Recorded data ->
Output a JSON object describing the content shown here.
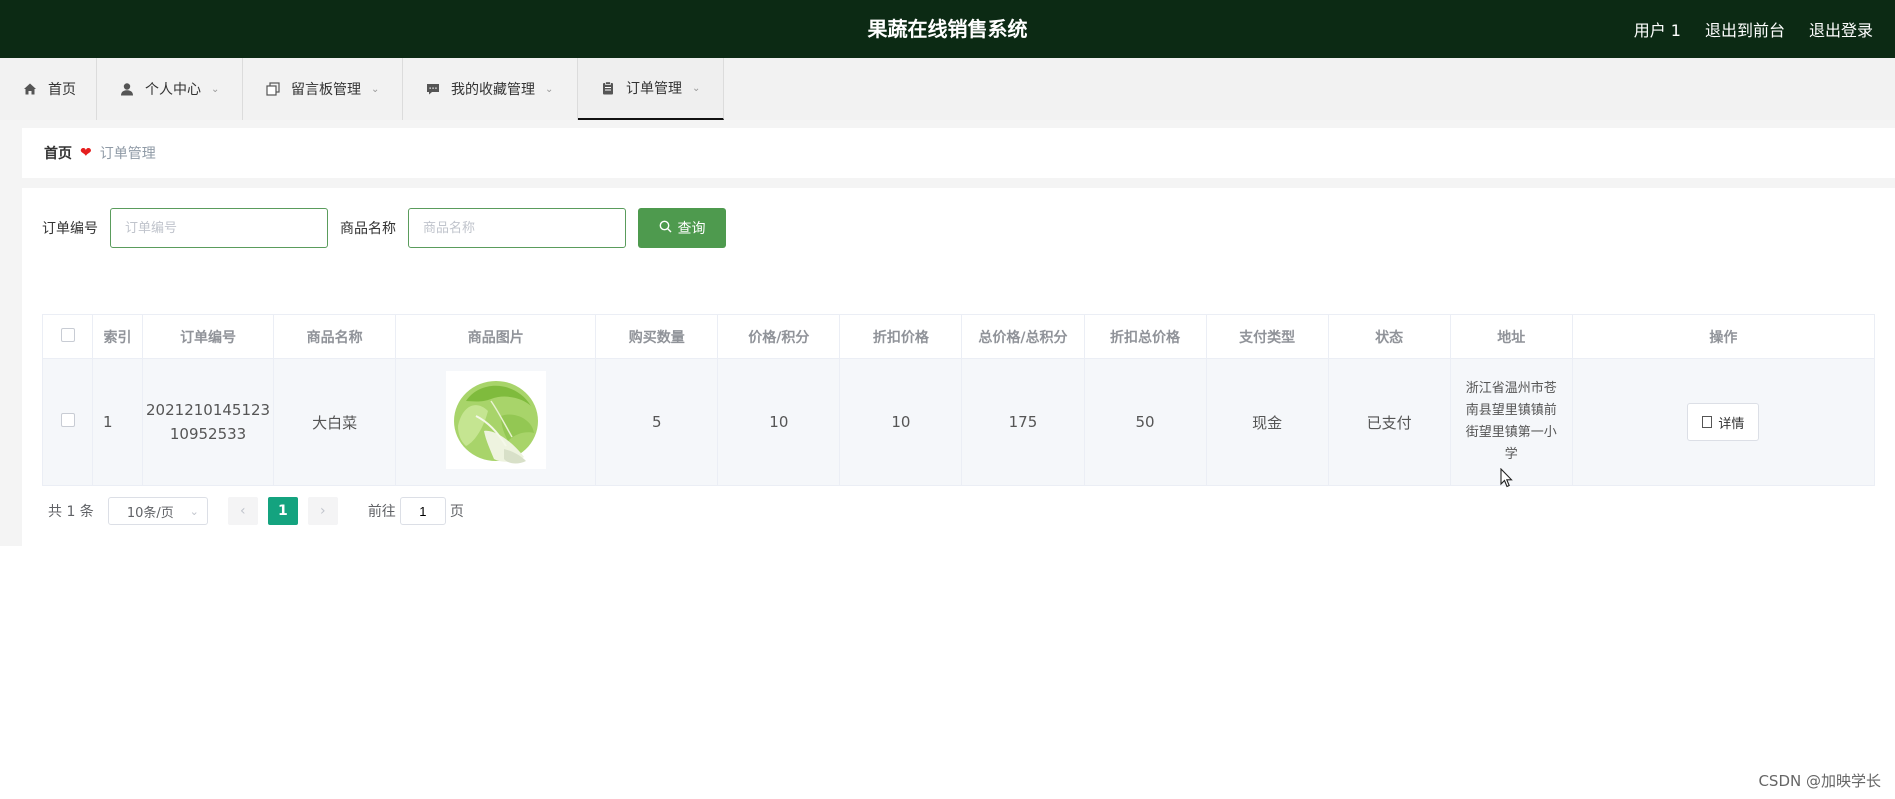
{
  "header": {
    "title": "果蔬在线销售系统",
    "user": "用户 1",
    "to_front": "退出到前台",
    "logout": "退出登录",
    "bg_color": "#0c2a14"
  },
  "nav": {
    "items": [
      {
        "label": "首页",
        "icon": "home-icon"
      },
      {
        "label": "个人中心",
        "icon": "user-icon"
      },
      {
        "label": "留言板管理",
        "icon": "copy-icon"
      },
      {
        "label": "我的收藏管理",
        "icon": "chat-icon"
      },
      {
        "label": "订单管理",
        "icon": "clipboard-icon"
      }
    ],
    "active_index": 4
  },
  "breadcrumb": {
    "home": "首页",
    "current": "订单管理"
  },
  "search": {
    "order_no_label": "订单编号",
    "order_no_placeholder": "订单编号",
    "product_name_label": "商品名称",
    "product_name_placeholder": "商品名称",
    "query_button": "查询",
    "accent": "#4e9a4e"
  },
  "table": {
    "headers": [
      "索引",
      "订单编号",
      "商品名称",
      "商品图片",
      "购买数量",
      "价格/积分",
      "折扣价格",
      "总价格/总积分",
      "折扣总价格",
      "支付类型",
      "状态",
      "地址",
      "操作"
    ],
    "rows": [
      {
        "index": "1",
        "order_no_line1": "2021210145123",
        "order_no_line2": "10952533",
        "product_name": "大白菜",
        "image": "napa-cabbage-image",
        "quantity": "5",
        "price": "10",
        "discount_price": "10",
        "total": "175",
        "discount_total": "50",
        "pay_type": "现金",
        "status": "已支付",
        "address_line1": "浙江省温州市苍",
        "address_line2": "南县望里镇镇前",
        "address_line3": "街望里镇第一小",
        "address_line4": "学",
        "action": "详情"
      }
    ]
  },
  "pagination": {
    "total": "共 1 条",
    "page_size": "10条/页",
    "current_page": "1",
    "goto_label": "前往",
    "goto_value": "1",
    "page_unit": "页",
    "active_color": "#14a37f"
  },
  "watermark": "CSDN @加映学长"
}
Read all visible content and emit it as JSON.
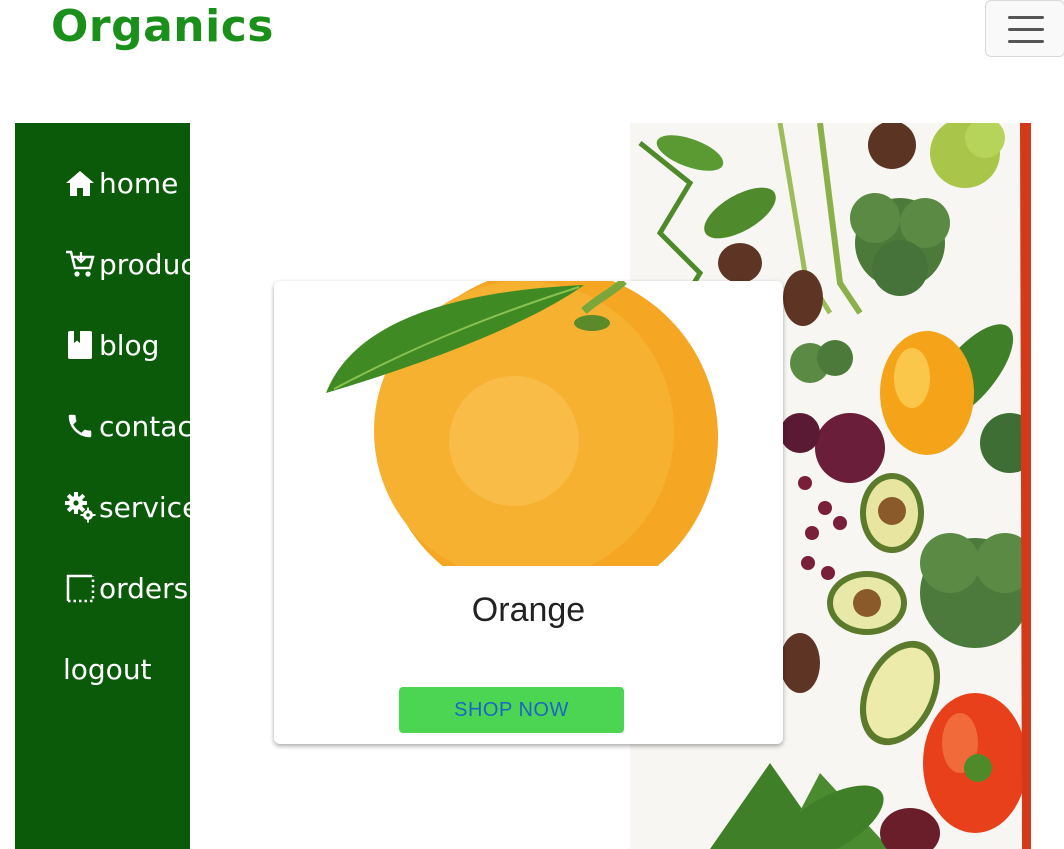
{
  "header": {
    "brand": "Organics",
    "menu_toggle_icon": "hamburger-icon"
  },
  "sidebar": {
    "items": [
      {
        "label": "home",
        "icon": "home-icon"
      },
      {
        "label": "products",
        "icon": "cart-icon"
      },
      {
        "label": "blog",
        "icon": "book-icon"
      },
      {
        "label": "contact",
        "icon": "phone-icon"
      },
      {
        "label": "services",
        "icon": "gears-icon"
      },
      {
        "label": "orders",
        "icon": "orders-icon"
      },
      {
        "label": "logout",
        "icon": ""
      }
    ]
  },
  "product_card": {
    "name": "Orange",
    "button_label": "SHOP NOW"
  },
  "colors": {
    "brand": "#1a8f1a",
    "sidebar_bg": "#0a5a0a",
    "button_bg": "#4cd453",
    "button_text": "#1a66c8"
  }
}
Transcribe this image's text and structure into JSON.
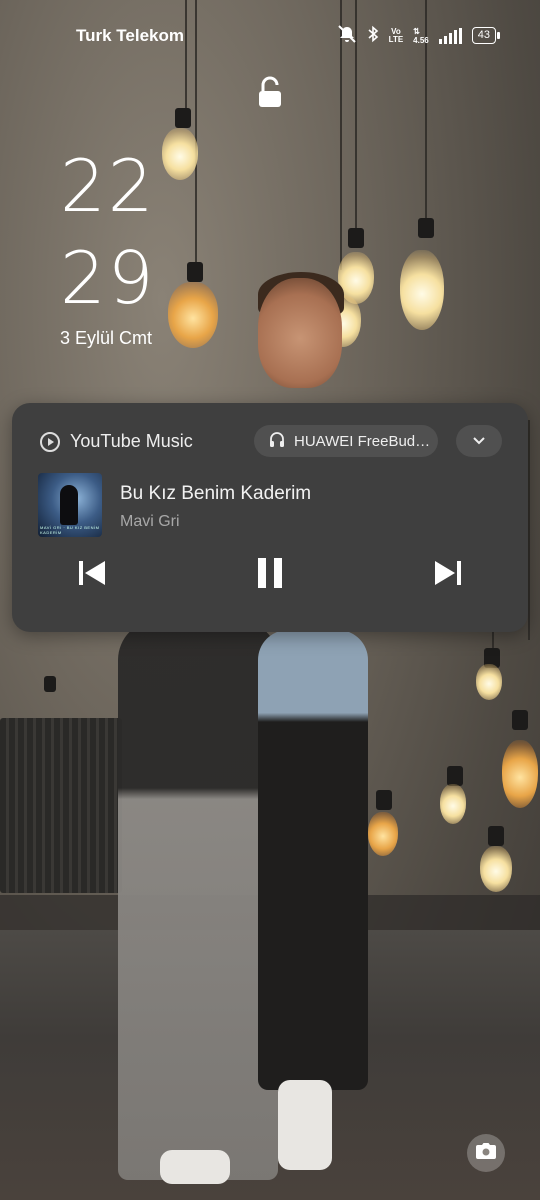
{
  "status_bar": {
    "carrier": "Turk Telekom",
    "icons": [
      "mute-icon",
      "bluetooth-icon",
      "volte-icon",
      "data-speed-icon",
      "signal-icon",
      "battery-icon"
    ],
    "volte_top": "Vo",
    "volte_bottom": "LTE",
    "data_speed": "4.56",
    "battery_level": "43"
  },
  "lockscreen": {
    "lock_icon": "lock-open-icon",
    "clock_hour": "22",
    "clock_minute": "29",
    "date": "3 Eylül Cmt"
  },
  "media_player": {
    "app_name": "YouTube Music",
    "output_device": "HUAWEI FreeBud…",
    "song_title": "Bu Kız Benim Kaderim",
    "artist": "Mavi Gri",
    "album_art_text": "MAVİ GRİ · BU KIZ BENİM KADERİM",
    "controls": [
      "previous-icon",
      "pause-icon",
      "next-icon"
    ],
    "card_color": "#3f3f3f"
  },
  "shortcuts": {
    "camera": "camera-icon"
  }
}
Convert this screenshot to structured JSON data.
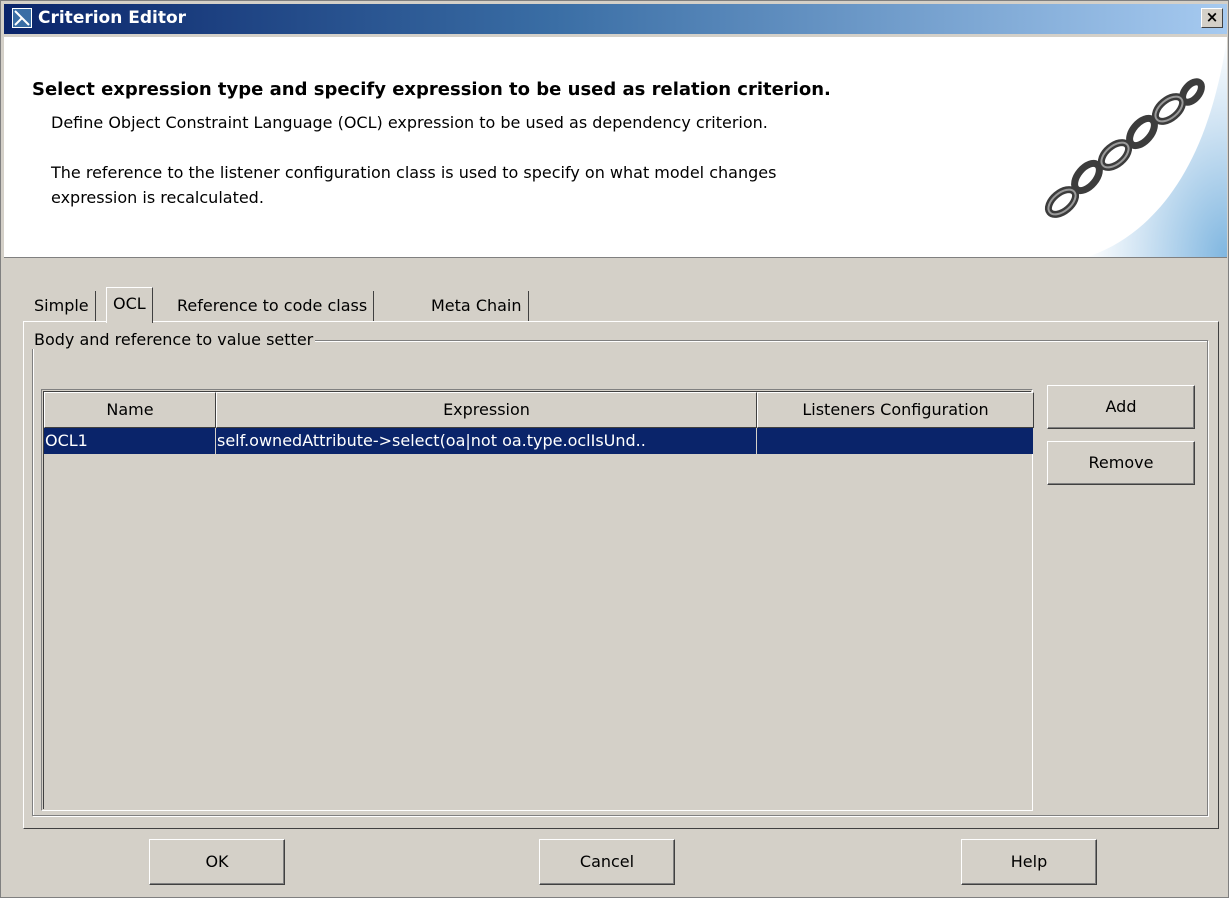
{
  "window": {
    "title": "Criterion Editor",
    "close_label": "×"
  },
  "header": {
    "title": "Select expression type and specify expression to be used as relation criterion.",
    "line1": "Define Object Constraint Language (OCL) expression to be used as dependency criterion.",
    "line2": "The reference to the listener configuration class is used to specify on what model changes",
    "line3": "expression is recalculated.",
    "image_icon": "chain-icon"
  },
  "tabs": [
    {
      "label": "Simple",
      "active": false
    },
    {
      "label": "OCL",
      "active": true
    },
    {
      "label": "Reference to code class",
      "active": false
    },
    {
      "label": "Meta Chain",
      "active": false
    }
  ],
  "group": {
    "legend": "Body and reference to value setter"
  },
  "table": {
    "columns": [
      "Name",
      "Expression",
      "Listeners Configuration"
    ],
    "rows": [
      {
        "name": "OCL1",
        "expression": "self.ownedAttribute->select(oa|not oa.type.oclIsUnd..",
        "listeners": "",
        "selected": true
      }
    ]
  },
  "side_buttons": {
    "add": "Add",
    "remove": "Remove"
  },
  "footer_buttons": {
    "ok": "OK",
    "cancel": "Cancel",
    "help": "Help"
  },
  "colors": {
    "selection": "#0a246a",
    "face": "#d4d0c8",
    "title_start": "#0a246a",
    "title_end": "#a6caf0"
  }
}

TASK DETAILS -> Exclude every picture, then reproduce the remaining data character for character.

WRITTEN RESPONSE ->
Output a JSON object describing the content shown here.
{
  "header": {
    "title": "果蔬在线销售系统",
    "user": "用户 1",
    "to_front": "退出到前台",
    "logout": "退出登录",
    "bg_color": "#0c2a14"
  },
  "nav": {
    "items": [
      {
        "label": "首页",
        "icon": "home-icon"
      },
      {
        "label": "个人中心",
        "icon": "user-icon"
      },
      {
        "label": "留言板管理",
        "icon": "copy-icon"
      },
      {
        "label": "我的收藏管理",
        "icon": "chat-icon"
      },
      {
        "label": "订单管理",
        "icon": "clipboard-icon"
      }
    ],
    "active_index": 4
  },
  "breadcrumb": {
    "home": "首页",
    "current": "订单管理"
  },
  "search": {
    "order_no_label": "订单编号",
    "order_no_placeholder": "订单编号",
    "product_name_label": "商品名称",
    "product_name_placeholder": "商品名称",
    "query_button": "查询",
    "accent": "#4e9a4e"
  },
  "table": {
    "headers": [
      "索引",
      "订单编号",
      "商品名称",
      "商品图片",
      "购买数量",
      "价格/积分",
      "折扣价格",
      "总价格/总积分",
      "折扣总价格",
      "支付类型",
      "状态",
      "地址",
      "操作"
    ],
    "rows": [
      {
        "index": "1",
        "order_no_line1": "2021210145123",
        "order_no_line2": "10952533",
        "product_name": "大白菜",
        "image": "napa-cabbage-image",
        "quantity": "5",
        "price": "10",
        "discount_price": "10",
        "total": "175",
        "discount_total": "50",
        "pay_type": "现金",
        "status": "已支付",
        "address_line1": "浙江省温州市苍",
        "address_line2": "南县望里镇镇前",
        "address_line3": "街望里镇第一小",
        "address_line4": "学",
        "action": "详情"
      }
    ]
  },
  "pagination": {
    "total": "共 1 条",
    "page_size": "10条/页",
    "current_page": "1",
    "goto_label": "前往",
    "goto_value": "1",
    "page_unit": "页",
    "active_color": "#14a37f"
  },
  "watermark": "CSDN @加映学长"
}
Read all visible content and emit it as JSON.
{
  "header": {
    "brand": "Organics",
    "menu_toggle_icon": "hamburger-icon"
  },
  "sidebar": {
    "items": [
      {
        "label": "home",
        "icon": "home-icon"
      },
      {
        "label": "products",
        "icon": "cart-icon"
      },
      {
        "label": "blog",
        "icon": "book-icon"
      },
      {
        "label": "contact",
        "icon": "phone-icon"
      },
      {
        "label": "services",
        "icon": "gears-icon"
      },
      {
        "label": "orders",
        "icon": "orders-icon"
      },
      {
        "label": "logout",
        "icon": ""
      }
    ]
  },
  "product_card": {
    "name": "Orange",
    "button_label": "SHOP NOW"
  },
  "colors": {
    "brand": "#1a8f1a",
    "sidebar_bg": "#0a5a0a",
    "button_bg": "#4cd453",
    "button_text": "#1a66c8"
  }
}
Transcribe this image's text and structure into JSON.
{
  "status_bar": {
    "carrier": "Turk Telekom",
    "icons": [
      "mute-icon",
      "bluetooth-icon",
      "volte-icon",
      "data-speed-icon",
      "signal-icon",
      "battery-icon"
    ],
    "volte_top": "Vo",
    "volte_bottom": "LTE",
    "data_speed": "4.56",
    "battery_level": "43"
  },
  "lockscreen": {
    "lock_icon": "lock-open-icon",
    "clock_hour": "22",
    "clock_minute": "29",
    "date": "3 Eylül Cmt"
  },
  "media_player": {
    "app_name": "YouTube Music",
    "output_device": "HUAWEI FreeBud…",
    "song_title": "Bu Kız Benim Kaderim",
    "artist": "Mavi Gri",
    "album_art_text": "MAVİ GRİ · BU KIZ BENİM KADERİM",
    "controls": [
      "previous-icon",
      "pause-icon",
      "next-icon"
    ],
    "card_color": "#3f3f3f"
  },
  "shortcuts": {
    "camera": "camera-icon"
  }
}
Convert this screenshot to structured JSON data.
{
  "window": {
    "title": "Criterion Editor",
    "close_label": "×"
  },
  "header": {
    "title": "Select expression type and specify expression to be used as relation criterion.",
    "line1": "Define Object Constraint Language (OCL) expression to be used as dependency criterion.",
    "line2": "The reference to the listener configuration class is used to specify on what model changes",
    "line3": "expression is recalculated.",
    "image_icon": "chain-icon"
  },
  "tabs": [
    {
      "label": "Simple",
      "active": false
    },
    {
      "label": "OCL",
      "active": true
    },
    {
      "label": "Reference to code class",
      "active": false
    },
    {
      "label": "Meta Chain",
      "active": false
    }
  ],
  "group": {
    "legend": "Body and reference to value setter"
  },
  "table": {
    "columns": [
      "Name",
      "Expression",
      "Listeners Configuration"
    ],
    "rows": [
      {
        "name": "OCL1",
        "expression": "self.ownedAttribute->select(oa|not oa.type.oclIsUnd..",
        "listeners": "",
        "selected": true
      }
    ]
  },
  "side_buttons": {
    "add": "Add",
    "remove": "Remove"
  },
  "footer_buttons": {
    "ok": "OK",
    "cancel": "Cancel",
    "help": "Help"
  },
  "colors": {
    "selection": "#0a246a",
    "face": "#d4d0c8",
    "title_start": "#0a246a",
    "title_end": "#a6caf0"
  }
}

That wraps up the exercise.